“The signals are recorded and transmitted with comparable fidelity, which means that we can use the same decoding algorithms as with wired equipment.

The redesigned equipment is just three inches in diameter and connects to an electrode array in the brain's motor cortex through the same port used by wired systems.

The redesigned equipment is just three inches in diameter and connects to an electrode array in the brain's motor cortex through the same port used by wired systems.

The redesigned equipment is just three inches in diameter and connects to an electrode array in the brain’s motor cortex through the same port used by wired systems.

The innovation is similar to the development of BCI Elon Musk's Neuralink (pictured), which is also a wireless device implanted in the brain.  However, Musk's technology is not visible like BrainGate, it has only been tested in monkeys and pigs

The innovation is similar to the development of BCI Elon Musk's Neuralink (pictured), which is also a wireless device implanted in the brain.  However, Musk's technology is not visible like BrainGate, it has only been tested in monkeys and pigs

The innovation is similar to the development of BCI Elon Musk’s Neuralink (pictured), which is also a wireless device implanted in the brain. However, Musk’s technology is not visible like BrainGate, but has only been tested in monkeys and pigs

“The only difference is that people no longer need to be physically attached to our equipment, which opens up new possibilities for using the system.”

Subjects included a 35-year-old man and a 63-year-old man who are both paralyzed by spinal cord injury.

Each was able to use the BCI at home, compared to previous work to be done in a lab.

Unloaded by cables, the participants were able to use the BCI continuously for up to 24 hours, providing the researchers with long-lasting data, including during sleep.

Leigh Hochberg, an engineering professor at Brown, a researcher at Brown’s Carney Institute for Brain Science and leader of the BrainGate clinical trial, said, “We want to understand how neural signals evolve over time.”

‘With this system, we can view brain activity at home for long periods of time in a way that was almost impossible before.

Unloaded by cables, the participants were able to use the BCI continuously for up to 24 hours, providing the researchers with long-lasting data even while the participants slept.  Shown is an earlier version of the BCI with a long cable

Unloaded by cables, the participants were able to use the BCI continuously for up to 24 hours, providing the researchers with long-lasting data even while the participants slept.  Shown is an earlier version of the BCI with a long cable

Unloaded by cables, the participants were able to use the BCI continuously for up to 24 hours, providing the researchers with long-lasting data even while the participants slept.
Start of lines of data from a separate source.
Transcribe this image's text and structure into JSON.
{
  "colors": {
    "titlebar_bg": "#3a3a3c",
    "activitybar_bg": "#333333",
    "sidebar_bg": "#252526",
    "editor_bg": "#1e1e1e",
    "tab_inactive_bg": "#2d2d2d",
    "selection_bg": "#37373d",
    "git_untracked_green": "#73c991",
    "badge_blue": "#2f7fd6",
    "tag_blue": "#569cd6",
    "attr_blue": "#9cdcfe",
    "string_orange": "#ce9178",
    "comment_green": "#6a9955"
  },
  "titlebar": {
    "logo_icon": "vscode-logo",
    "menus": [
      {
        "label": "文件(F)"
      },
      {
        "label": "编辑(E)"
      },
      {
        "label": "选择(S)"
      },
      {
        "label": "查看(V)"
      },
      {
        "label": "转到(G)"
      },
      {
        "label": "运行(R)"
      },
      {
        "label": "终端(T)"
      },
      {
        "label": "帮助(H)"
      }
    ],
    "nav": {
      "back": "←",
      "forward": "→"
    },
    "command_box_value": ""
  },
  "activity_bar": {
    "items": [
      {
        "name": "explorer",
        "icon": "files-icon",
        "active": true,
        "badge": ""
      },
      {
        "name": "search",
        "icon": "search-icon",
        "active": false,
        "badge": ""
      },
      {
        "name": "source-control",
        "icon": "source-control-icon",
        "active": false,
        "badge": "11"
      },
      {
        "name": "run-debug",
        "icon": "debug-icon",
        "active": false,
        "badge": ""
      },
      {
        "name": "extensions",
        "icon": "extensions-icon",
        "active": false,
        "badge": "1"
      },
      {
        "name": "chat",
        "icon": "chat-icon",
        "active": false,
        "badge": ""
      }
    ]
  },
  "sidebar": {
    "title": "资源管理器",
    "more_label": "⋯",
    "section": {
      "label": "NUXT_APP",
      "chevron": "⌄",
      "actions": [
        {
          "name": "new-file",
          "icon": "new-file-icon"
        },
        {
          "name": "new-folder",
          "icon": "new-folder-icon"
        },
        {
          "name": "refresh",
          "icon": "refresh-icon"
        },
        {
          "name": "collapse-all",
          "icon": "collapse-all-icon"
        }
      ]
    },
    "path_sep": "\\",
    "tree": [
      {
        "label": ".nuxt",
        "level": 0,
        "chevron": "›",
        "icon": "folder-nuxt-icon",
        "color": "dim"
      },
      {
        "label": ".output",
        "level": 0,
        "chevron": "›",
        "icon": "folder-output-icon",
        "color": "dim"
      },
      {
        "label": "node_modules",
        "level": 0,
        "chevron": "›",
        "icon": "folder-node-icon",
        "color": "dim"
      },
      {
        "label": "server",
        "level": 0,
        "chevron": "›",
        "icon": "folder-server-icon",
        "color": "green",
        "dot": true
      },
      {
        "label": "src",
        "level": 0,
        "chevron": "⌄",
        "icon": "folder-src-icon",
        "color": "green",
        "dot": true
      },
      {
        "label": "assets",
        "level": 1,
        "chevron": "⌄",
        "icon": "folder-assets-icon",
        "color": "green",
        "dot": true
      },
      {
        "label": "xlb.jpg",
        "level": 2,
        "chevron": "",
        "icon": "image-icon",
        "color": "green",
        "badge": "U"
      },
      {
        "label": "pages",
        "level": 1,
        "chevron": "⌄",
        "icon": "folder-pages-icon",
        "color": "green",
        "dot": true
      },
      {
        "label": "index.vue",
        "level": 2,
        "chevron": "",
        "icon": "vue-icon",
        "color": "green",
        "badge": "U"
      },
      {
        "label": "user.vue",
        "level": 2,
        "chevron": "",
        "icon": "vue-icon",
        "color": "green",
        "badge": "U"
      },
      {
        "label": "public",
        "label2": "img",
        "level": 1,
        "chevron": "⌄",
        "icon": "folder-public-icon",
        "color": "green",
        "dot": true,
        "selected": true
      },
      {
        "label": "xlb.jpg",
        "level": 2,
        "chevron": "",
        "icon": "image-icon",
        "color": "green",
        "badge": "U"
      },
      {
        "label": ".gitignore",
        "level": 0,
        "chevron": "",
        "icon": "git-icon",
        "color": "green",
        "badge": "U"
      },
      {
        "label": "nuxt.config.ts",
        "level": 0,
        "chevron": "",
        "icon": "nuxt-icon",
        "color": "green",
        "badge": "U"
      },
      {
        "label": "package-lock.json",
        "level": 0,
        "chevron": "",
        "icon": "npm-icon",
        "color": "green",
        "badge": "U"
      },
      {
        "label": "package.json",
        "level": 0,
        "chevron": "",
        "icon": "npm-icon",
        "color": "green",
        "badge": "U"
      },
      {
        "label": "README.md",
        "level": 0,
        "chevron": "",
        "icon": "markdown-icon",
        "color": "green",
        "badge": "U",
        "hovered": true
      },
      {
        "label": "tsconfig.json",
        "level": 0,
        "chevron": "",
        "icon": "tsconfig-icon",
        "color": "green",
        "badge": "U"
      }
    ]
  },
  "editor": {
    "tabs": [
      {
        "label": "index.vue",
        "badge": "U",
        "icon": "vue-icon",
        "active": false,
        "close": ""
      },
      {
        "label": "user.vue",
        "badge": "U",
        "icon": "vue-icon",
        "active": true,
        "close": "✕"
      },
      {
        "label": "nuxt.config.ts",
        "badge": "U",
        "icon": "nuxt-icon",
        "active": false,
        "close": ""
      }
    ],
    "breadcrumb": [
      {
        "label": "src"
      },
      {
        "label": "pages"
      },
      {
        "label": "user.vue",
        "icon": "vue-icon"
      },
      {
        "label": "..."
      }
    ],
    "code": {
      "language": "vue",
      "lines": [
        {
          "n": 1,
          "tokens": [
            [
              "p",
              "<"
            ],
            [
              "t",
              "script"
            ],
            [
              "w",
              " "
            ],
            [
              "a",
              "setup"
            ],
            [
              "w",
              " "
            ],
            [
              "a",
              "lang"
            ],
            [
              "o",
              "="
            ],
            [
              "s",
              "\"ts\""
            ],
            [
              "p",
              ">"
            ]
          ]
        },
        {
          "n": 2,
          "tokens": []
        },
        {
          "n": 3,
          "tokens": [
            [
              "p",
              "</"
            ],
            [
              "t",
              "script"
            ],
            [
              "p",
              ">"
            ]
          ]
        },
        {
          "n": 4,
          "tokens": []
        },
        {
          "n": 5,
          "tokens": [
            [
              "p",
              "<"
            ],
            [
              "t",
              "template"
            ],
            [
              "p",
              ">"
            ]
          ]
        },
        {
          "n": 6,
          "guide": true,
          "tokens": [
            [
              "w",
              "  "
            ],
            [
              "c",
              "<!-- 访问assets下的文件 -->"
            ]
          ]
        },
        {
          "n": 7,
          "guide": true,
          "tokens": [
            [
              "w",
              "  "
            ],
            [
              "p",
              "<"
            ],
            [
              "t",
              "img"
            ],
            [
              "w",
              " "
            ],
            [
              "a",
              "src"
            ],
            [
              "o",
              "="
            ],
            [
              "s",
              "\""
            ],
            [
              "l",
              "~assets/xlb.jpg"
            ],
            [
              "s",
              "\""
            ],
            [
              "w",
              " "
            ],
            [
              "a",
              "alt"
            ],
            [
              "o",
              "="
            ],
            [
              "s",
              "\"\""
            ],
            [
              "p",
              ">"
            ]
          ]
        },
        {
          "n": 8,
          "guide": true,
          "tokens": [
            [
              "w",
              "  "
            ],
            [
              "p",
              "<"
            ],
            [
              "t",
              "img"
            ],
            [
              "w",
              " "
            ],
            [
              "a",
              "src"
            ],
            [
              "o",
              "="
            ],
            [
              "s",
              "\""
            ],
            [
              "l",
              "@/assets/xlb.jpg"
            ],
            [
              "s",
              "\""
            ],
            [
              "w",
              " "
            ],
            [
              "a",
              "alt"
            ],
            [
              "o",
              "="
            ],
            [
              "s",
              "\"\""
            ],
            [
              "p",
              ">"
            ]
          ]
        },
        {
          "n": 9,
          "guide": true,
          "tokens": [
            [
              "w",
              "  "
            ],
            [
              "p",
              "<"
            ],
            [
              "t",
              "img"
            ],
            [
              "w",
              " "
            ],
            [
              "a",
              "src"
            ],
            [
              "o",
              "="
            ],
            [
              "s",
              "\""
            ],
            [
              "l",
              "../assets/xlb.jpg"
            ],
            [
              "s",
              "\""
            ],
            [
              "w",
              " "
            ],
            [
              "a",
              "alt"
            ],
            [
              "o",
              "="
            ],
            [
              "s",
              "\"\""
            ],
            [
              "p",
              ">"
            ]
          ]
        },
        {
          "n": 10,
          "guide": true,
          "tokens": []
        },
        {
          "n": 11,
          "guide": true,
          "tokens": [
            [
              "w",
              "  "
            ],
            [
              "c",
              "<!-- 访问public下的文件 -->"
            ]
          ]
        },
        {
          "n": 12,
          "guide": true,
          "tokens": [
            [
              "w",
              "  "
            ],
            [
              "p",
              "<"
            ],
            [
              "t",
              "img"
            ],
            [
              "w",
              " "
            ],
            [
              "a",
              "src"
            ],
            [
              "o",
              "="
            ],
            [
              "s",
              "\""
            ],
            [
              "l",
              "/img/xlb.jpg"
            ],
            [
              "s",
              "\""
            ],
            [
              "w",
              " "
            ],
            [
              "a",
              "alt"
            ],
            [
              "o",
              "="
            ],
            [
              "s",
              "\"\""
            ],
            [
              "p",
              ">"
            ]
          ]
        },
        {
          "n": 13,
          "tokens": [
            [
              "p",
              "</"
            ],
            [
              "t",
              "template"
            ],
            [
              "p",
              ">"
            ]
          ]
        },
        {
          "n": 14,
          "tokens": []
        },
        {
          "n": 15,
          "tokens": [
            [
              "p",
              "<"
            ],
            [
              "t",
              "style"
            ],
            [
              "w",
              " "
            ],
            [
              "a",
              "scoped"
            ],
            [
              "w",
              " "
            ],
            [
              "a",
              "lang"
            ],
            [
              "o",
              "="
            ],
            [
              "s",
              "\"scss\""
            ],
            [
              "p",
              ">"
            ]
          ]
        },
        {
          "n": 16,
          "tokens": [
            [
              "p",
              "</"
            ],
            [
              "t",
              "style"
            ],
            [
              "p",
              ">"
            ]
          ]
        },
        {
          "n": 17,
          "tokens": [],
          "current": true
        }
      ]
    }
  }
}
Shown is an earlier version of the BCI with a long cable

“This will help us to design decryption algorithms that provide a seamless, intuitive and reliable recovery of communication and mobility for people with paralysis.”

The latest study builds on the researcher’s first BrainGate trials that began in 2012, but used a wired system to enable participants to manipulate prostheses by thinking of a specific movement.

That work was followed by a steady stream of refinements to the system, as well as new clinical breakthroughs that allowed people to type on computers, use tablet apps, and even move their own paralyzed limbs.

Study co-author Sharlene Flesher, a postdoctoral fellow at Stanford and now a hardware engineer at Apple, said, “ The evolution of intracortical BCIs from using a wireline to using a miniature wireless transmitter is an important step towards functional use. . of fully implanted, powerful neural interfaces, ‘

As the field moves towards reducing transmitted bandwidth while maintaining resource control accuracy, this study may be one of the few that captures the full width of cortical signals for extended periods of time, including during practical BCI- use.’